Interface dataset entries
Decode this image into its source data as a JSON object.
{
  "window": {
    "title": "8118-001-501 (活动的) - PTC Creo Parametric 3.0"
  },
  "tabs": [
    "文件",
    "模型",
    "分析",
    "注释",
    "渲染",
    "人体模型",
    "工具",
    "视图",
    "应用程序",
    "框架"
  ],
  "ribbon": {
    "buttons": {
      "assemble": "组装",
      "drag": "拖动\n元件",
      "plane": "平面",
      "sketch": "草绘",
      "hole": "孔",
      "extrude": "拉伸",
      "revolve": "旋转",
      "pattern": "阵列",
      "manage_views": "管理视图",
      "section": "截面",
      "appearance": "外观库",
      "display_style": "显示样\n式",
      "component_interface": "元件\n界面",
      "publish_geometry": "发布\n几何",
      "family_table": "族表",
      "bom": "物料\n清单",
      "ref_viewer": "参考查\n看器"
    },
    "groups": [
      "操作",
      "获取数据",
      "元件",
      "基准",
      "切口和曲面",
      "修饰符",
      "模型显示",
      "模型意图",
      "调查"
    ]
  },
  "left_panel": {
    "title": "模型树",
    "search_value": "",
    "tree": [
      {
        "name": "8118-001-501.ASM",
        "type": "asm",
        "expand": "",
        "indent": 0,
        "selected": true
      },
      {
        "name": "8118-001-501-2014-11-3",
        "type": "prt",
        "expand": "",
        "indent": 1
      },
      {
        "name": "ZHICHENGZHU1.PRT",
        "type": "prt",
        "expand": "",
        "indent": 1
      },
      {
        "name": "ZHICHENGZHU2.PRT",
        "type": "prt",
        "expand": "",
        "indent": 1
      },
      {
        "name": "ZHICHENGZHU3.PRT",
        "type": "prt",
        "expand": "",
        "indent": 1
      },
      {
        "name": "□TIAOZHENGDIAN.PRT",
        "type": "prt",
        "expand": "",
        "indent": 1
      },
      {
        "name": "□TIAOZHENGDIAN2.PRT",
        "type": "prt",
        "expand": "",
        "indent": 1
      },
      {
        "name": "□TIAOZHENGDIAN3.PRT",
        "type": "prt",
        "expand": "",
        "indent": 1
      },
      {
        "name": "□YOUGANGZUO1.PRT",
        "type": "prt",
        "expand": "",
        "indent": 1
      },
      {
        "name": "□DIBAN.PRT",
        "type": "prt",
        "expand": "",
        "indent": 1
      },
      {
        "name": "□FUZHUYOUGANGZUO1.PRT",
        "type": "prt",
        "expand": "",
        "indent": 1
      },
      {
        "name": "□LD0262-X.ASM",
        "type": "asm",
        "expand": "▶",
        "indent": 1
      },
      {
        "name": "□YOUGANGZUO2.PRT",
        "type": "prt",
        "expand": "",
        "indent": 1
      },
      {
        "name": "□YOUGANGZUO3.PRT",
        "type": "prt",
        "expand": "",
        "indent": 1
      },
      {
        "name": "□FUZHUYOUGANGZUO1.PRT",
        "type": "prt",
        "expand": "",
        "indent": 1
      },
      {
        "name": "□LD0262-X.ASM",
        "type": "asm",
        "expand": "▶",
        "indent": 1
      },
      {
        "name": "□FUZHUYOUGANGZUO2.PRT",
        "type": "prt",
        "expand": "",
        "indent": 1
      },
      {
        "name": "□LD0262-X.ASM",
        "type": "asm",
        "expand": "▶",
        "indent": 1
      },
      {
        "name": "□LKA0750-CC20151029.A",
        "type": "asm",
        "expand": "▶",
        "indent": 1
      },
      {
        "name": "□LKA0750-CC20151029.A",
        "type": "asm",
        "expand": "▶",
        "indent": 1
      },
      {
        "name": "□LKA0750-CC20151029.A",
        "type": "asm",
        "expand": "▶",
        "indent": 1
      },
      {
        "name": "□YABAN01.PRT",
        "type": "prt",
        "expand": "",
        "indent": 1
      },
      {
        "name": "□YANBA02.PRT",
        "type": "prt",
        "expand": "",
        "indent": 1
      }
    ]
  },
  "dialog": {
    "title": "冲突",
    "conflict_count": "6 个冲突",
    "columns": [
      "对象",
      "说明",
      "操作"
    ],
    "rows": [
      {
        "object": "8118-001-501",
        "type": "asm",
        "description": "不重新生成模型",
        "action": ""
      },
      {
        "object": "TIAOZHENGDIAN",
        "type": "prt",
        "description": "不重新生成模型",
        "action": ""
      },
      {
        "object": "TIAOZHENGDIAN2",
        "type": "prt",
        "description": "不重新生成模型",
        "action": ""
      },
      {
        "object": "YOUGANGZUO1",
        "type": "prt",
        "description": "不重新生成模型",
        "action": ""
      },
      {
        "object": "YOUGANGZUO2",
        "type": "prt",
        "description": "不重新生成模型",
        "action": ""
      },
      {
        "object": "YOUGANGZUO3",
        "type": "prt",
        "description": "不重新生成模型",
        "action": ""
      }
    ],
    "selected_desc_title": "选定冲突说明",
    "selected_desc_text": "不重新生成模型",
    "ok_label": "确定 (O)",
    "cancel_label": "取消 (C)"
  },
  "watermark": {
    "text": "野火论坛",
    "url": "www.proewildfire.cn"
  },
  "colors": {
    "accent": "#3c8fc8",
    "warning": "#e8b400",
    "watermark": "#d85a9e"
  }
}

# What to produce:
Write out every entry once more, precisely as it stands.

# Solution to this problem:
Decode this image into its source data as a JSON object.
{
  "window": {
    "title": "8118-001-501 (活动的) - PTC Creo Parametric 3.0"
  },
  "tabs": [
    "文件",
    "模型",
    "分析",
    "注释",
    "渲染",
    "人体模型",
    "工具",
    "视图",
    "应用程序",
    "框架"
  ],
  "ribbon": {
    "buttons": {
      "assemble": "组装",
      "drag": "拖动\n元件",
      "plane": "平面",
      "sketch": "草绘",
      "hole": "孔",
      "extrude": "拉伸",
      "revolve": "旋转",
      "pattern": "阵列",
      "manage_views": "管理视图",
      "section": "截面",
      "appearance": "外观库",
      "display_style": "显示样\n式",
      "component_interface": "元件\n界面",
      "publish_geometry": "发布\n几何",
      "family_table": "族表",
      "bom": "物料\n清单",
      "ref_viewer": "参考查\n看器"
    },
    "groups": [
      "操作",
      "获取数据",
      "元件",
      "基准",
      "切口和曲面",
      "修饰符",
      "模型显示",
      "模型意图",
      "调查"
    ]
  },
  "left_panel": {
    "title": "模型树",
    "search_value": "",
    "tree": [
      {
        "name": "8118-001-501.ASM",
        "type": "asm",
        "expand": "",
        "indent": 0,
        "selected": true
      },
      {
        "name": "8118-001-501-2014-11-3",
        "type": "prt",
        "expand": "",
        "indent": 1
      },
      {
        "name": "ZHICHENGZHU1.PRT",
        "type": "prt",
        "expand": "",
        "indent": 1
      },
      {
        "name": "ZHICHENGZHU2.PRT",
        "type": "prt",
        "expand": "",
        "indent": 1
      },
      {
        "name": "ZHICHENGZHU3.PRT",
        "type": "prt",
        "expand": "",
        "indent": 1
      },
      {
        "name": "□TIAOZHENGDIAN.PRT",
        "type": "prt",
        "expand": "",
        "indent": 1
      },
      {
        "name": "□TIAOZHENGDIAN2.PRT",
        "type": "prt",
        "expand": "",
        "indent": 1
      },
      {
        "name": "□TIAOZHENGDIAN3.PRT",
        "type": "prt",
        "expand": "",
        "indent": 1
      },
      {
        "name": "□YOUGANGZUO1.PRT",
        "type": "prt",
        "expand": "",
        "indent": 1
      },
      {
        "name": "□DIBAN.PRT",
        "type": "prt",
        "expand": "",
        "indent": 1
      },
      {
        "name": "□FUZHUYOUGANGZUO1.PRT",
        "type": "prt",
        "expand": "",
        "indent": 1
      },
      {
        "name": "□LD0262-X.ASM",
        "type": "asm",
        "expand": "▶",
        "indent": 1
      },
      {
        "name": "□YOUGANGZUO2.PRT",
        "type": "prt",
        "expand": "",
        "indent": 1
      },
      {
        "name": "□YOUGANGZUO3.PRT",
        "type": "prt",
        "expand": "",
        "indent": 1
      },
      {
        "name": "□FUZHUYOUGANGZUO1.PRT",
        "type": "prt",
        "expand": "",
        "indent": 1
      },
      {
        "name": "□LD0262-X.ASM",
        "type": "asm",
        "expand": "▶",
        "indent": 1
      },
      {
        "name": "□FUZHUYOUGANGZUO2.PRT",
        "type": "prt",
        "expand": "",
        "indent": 1
      },
      {
        "name": "□LD0262-X.ASM",
        "type": "asm",
        "expand": "▶",
        "indent": 1
      },
      {
        "name": "□LKA0750-CC20151029.A",
        "type": "asm",
        "expand": "▶",
        "indent": 1
      },
      {
        "name": "□LKA0750-CC20151029.A",
        "type": "asm",
        "expand": "▶",
        "indent": 1
      },
      {
        "name": "□LKA0750-CC20151029.A",
        "type": "asm",
        "expand": "▶",
        "indent": 1
      },
      {
        "name": "□YABAN01.PRT",
        "type": "prt",
        "expand": "",
        "indent": 1
      },
      {
        "name": "□YANBA02.PRT",
        "type": "prt",
        "expand": "",
        "indent": 1
      }
    ]
  },
  "dialog": {
    "title": "冲突",
    "conflict_count": "6 个冲突",
    "columns": [
      "对象",
      "说明",
      "操作"
    ],
    "rows": [
      {
        "object": "8118-001-501",
        "type": "asm",
        "description": "不重新生成模型",
        "action": ""
      },
      {
        "object": "TIAOZHENGDIAN",
        "type": "prt",
        "description": "不重新生成模型",
        "action": ""
      },
      {
        "object": "TIAOZHENGDIAN2",
        "type": "prt",
        "description": "不重新生成模型",
        "action": ""
      },
      {
        "object": "YOUGANGZUO1",
        "type": "prt",
        "description": "不重新生成模型",
        "action": ""
      },
      {
        "object": "YOUGANGZUO2",
        "type": "prt",
        "description": "不重新生成模型",
        "action": ""
      },
      {
        "object": "YOUGANGZUO3",
        "type": "prt",
        "description": "不重新生成模型",
        "action": ""
      }
    ],
    "selected_desc_title": "选定冲突说明",
    "selected_desc_text": "不重新生成模型",
    "ok_label": "确定 (O)",
    "cancel_label": "取消 (C)"
  },
  "watermark": {
    "text": "野火论坛",
    "url": "www.proewildfire.cn"
  },
  "colors": {
    "accent": "#3c8fc8",
    "warning": "#e8b400",
    "watermark": "#d85a9e"
  }
}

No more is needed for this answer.